When Ali Shelley stood before a Salt Lake judge and was sent to drug court, she weighed 83 pounds, was facing four felony charges and was so addicted to methamphetamine she could not go a day without it.
Shelley messed up at first, but 3rd District Judge Randall Skanchy gave her another chance and, this time, Shelley got serious about following the demanding drug-court regimen. She cleaned up and graduated from the program, has been sober since February 2008, holds a job and cares for her two young sons.
Along the way, she discovered something interesting: Kicking drugs is one thing. Staying clean in a world full of temptation is another.
She found a host of allies in a nonprofit program called "Friends of Drug Court," which assists people while they are in the drug-court program, but also provides moral support and friendship once people are on their own.
"It helps you find ways to spend time with other people who are sober," said Shelley. "I now have a phone that is full of numbers. Everybody I know who is trying to stay sober, I say, 'Call me — 24 hours a day — call me,' and I know they'd do the same for me and that's what keeps me sober."
Friends of Drug Court began in 1999, about four years after Utah launched "drug court" in its adult felony system in Salt Lake City. The idea of drug courts in general caught on and soon more were created for adults with misdemeanor offenses and for juveniles.

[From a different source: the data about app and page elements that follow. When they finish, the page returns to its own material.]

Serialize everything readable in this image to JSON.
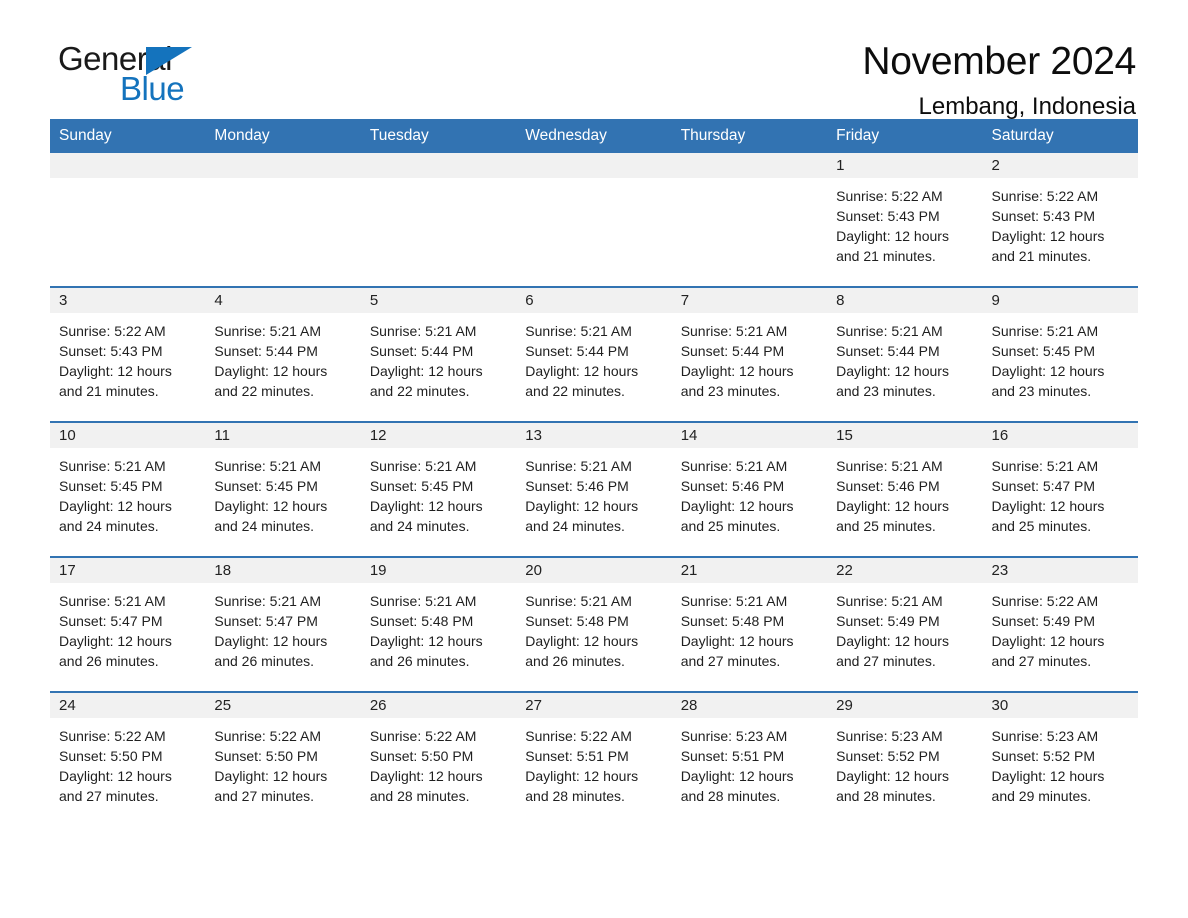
{
  "logo": {
    "word1": "General",
    "word2": "Blue",
    "triangle_color": "#1473bd"
  },
  "header": {
    "title": "November 2024",
    "location": "Lembang, Indonesia"
  },
  "theme": {
    "header_blue": "#3273b2",
    "daynum_band": "#f1f1f1",
    "page_bg": "#ffffff",
    "text": "#1f1f1f"
  },
  "calendar": {
    "weekday_headers": [
      "Sunday",
      "Monday",
      "Tuesday",
      "Wednesday",
      "Thursday",
      "Friday",
      "Saturday"
    ],
    "labels": {
      "sunrise_prefix": "Sunrise:",
      "sunset_prefix": "Sunset:",
      "daylight_prefix": "Daylight:"
    },
    "weeks": [
      [
        {
          "day": "",
          "blank": true
        },
        {
          "day": "",
          "blank": true
        },
        {
          "day": "",
          "blank": true
        },
        {
          "day": "",
          "blank": true
        },
        {
          "day": "",
          "blank": true
        },
        {
          "day": "1",
          "sunrise": "Sunrise: 5:22 AM",
          "sunset": "Sunset: 5:43 PM",
          "daylight": "Daylight: 12 hours and 21 minutes."
        },
        {
          "day": "2",
          "sunrise": "Sunrise: 5:22 AM",
          "sunset": "Sunset: 5:43 PM",
          "daylight": "Daylight: 12 hours and 21 minutes."
        }
      ],
      [
        {
          "day": "3",
          "sunrise": "Sunrise: 5:22 AM",
          "sunset": "Sunset: 5:43 PM",
          "daylight": "Daylight: 12 hours and 21 minutes."
        },
        {
          "day": "4",
          "sunrise": "Sunrise: 5:21 AM",
          "sunset": "Sunset: 5:44 PM",
          "daylight": "Daylight: 12 hours and 22 minutes."
        },
        {
          "day": "5",
          "sunrise": "Sunrise: 5:21 AM",
          "sunset": "Sunset: 5:44 PM",
          "daylight": "Daylight: 12 hours and 22 minutes."
        },
        {
          "day": "6",
          "sunrise": "Sunrise: 5:21 AM",
          "sunset": "Sunset: 5:44 PM",
          "daylight": "Daylight: 12 hours and 22 minutes."
        },
        {
          "day": "7",
          "sunrise": "Sunrise: 5:21 AM",
          "sunset": "Sunset: 5:44 PM",
          "daylight": "Daylight: 12 hours and 23 minutes."
        },
        {
          "day": "8",
          "sunrise": "Sunrise: 5:21 AM",
          "sunset": "Sunset: 5:44 PM",
          "daylight": "Daylight: 12 hours and 23 minutes."
        },
        {
          "day": "9",
          "sunrise": "Sunrise: 5:21 AM",
          "sunset": "Sunset: 5:45 PM",
          "daylight": "Daylight: 12 hours and 23 minutes."
        }
      ],
      [
        {
          "day": "10",
          "sunrise": "Sunrise: 5:21 AM",
          "sunset": "Sunset: 5:45 PM",
          "daylight": "Daylight: 12 hours and 24 minutes."
        },
        {
          "day": "11",
          "sunrise": "Sunrise: 5:21 AM",
          "sunset": "Sunset: 5:45 PM",
          "daylight": "Daylight: 12 hours and 24 minutes."
        },
        {
          "day": "12",
          "sunrise": "Sunrise: 5:21 AM",
          "sunset": "Sunset: 5:45 PM",
          "daylight": "Daylight: 12 hours and 24 minutes."
        },
        {
          "day": "13",
          "sunrise": "Sunrise: 5:21 AM",
          "sunset": "Sunset: 5:46 PM",
          "daylight": "Daylight: 12 hours and 24 minutes."
        },
        {
          "day": "14",
          "sunrise": "Sunrise: 5:21 AM",
          "sunset": "Sunset: 5:46 PM",
          "daylight": "Daylight: 12 hours and 25 minutes."
        },
        {
          "day": "15",
          "sunrise": "Sunrise: 5:21 AM",
          "sunset": "Sunset: 5:46 PM",
          "daylight": "Daylight: 12 hours and 25 minutes."
        },
        {
          "day": "16",
          "sunrise": "Sunrise: 5:21 AM",
          "sunset": "Sunset: 5:47 PM",
          "daylight": "Daylight: 12 hours and 25 minutes."
        }
      ],
      [
        {
          "day": "17",
          "sunrise": "Sunrise: 5:21 AM",
          "sunset": "Sunset: 5:47 PM",
          "daylight": "Daylight: 12 hours and 26 minutes."
        },
        {
          "day": "18",
          "sunrise": "Sunrise: 5:21 AM",
          "sunset": "Sunset: 5:47 PM",
          "daylight": "Daylight: 12 hours and 26 minutes."
        },
        {
          "day": "19",
          "sunrise": "Sunrise: 5:21 AM",
          "sunset": "Sunset: 5:48 PM",
          "daylight": "Daylight: 12 hours and 26 minutes."
        },
        {
          "day": "20",
          "sunrise": "Sunrise: 5:21 AM",
          "sunset": "Sunset: 5:48 PM",
          "daylight": "Daylight: 12 hours and 26 minutes."
        },
        {
          "day": "21",
          "sunrise": "Sunrise: 5:21 AM",
          "sunset": "Sunset: 5:48 PM",
          "daylight": "Daylight: 12 hours and 27 minutes."
        },
        {
          "day": "22",
          "sunrise": "Sunrise: 5:21 AM",
          "sunset": "Sunset: 5:49 PM",
          "daylight": "Daylight: 12 hours and 27 minutes."
        },
        {
          "day": "23",
          "sunrise": "Sunrise: 5:22 AM",
          "sunset": "Sunset: 5:49 PM",
          "daylight": "Daylight: 12 hours and 27 minutes."
        }
      ],
      [
        {
          "day": "24",
          "sunrise": "Sunrise: 5:22 AM",
          "sunset": "Sunset: 5:50 PM",
          "daylight": "Daylight: 12 hours and 27 minutes."
        },
        {
          "day": "25",
          "sunrise": "Sunrise: 5:22 AM",
          "sunset": "Sunset: 5:50 PM",
          "daylight": "Daylight: 12 hours and 27 minutes."
        },
        {
          "day": "26",
          "sunrise": "Sunrise: 5:22 AM",
          "sunset": "Sunset: 5:50 PM",
          "daylight": "Daylight: 12 hours and 28 minutes."
        },
        {
          "day": "27",
          "sunrise": "Sunrise: 5:22 AM",
          "sunset": "Sunset: 5:51 PM",
          "daylight": "Daylight: 12 hours and 28 minutes."
        },
        {
          "day": "28",
          "sunrise": "Sunrise: 5:23 AM",
          "sunset": "Sunset: 5:51 PM",
          "daylight": "Daylight: 12 hours and 28 minutes."
        },
        {
          "day": "29",
          "sunrise": "Sunrise: 5:23 AM",
          "sunset": "Sunset: 5:52 PM",
          "daylight": "Daylight: 12 hours and 28 minutes."
        },
        {
          "day": "30",
          "sunrise": "Sunrise: 5:23 AM",
          "sunset": "Sunset: 5:52 PM",
          "daylight": "Daylight: 12 hours and 29 minutes."
        }
      ]
    ]
  }
}
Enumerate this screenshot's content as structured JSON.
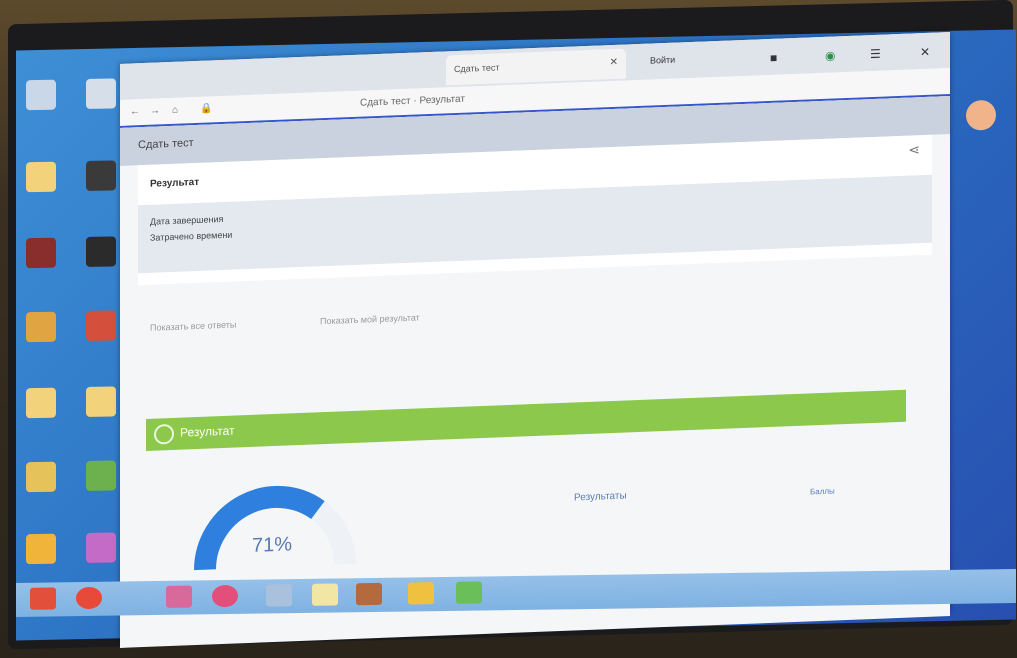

Salt Lake attorney Gregory Skordas said the idea arose in 1995 when the Utah State Bar sent him and other attorneys to a conference sponsored by the Association of Drug Court Professionals. Utah officials were a bit skeptical at first, but decided to start a drug court with the help of prosecutors, defense attorneys, judges and state court administrative officials.
"Some of the judges and alumni (those who have completed drug court) were discovering it was incredibly successful," Skordas said, noting that many who graduated from the program were clean for the first time in their lives.
While in drug court, they also enjoyed the camaraderie of others who were fighting the same battle. But once they had completed the program, recovering addicts found life outside drug court was pretty lonely.
"They started using again, not necessarily committing crimes, but started going back in the drug culture again," Skordas said. "Some judges and care providers asked me and some others if we would start what was almost an alumni association."
Friends of Drug Court serves many purposes, including helping with financial matters with "scholarships" to assist many recovering addicts and celebratory graduations for those who complete the drug-court program.
"While in drug court, people have social and other expenses that the taxpayers shouldn't have to pick up," Skordas said. "Some of them can't even afford their own urinalysis tests."
Donations from private industry, various individuals in the legal community and from graduates themselves fund the effort.
Friends of Drug Court also provides Stepping Stones to Recovery, a type of support group for drug-court graduates, a children's group, and drug- and alcohol-free social events for recovering addicts and their families — many of whom have been apart for a long time.
There is an annual motorcycle ride followed by a summer picnic with games and activities at Liberty Park, a trunk-or-treat Halloween activity followed by an indoor costume party with movies, a pinata, prizes for costumes and other things, and an annual Christmas party where each child receives a gift and everyone enjoys plenty of food.
Skordas estimates at least 300 people attend the summer picnic and there typically are 200 people at the Christmas party.
Mike Beckstrand, the felony drug-court administrator who also sits on the board of directors for Friends of Drug Court, said many recovering addicts are thrilled to be clean after graduating from the program. But it's not unusual for them to be unemployed and strapped for cash.
They also need to avoid certain triggers that could pull them back into the drug culture — and holidays can be risky.
The Christmas party is one example of how Friends of Drug Court can help.
"We can give them one clean and sober activity where they will be safe and can bring their families," Beckstrand said. "A lot of them are starting out with nothing, coming out of jail, having lost their homes, their furniture. Our goal is to provide a meal, toys, some entertainment. At least we can provide them with a little bit of Christmas."
Shelley, 24, is one person who can vouch for the effectiveness of the drug-court program and Friends of Drug Court. Her husband, Gene, also a recovering addict, surrendered to federal officials to serve a prison term once she completed the state drug-court program. That permitted one adult to take care of their two boys, ages 3 and 5.
During a recent interview, she said repeatedly how grateful she is to her family in supporting her efforts to get clean. She also had nothing but praise for Judge Skanchy for not giving up on her, and said drug court and Friends of Drug Court have permanently changed her life for the better.
"Friends of Drug Court is also a really good way for me to give back to the community," she said, adding that she is now on its board of directors.
When she was abusing drugs, she stole identities, took things from a lot of people and shortchanged her own children. Now she wants to make amends and believes she can do a great deal through Friends of Drug Court.
"When I help give back, I'm helping to give back to my kids, who went through a lot that they didn't need to because of my addiction. It also helps make the community a better place," Shelley said. "Friends of Drug Court helps rebuild families. It will help bring down the rate of people who go back to that lifestyle."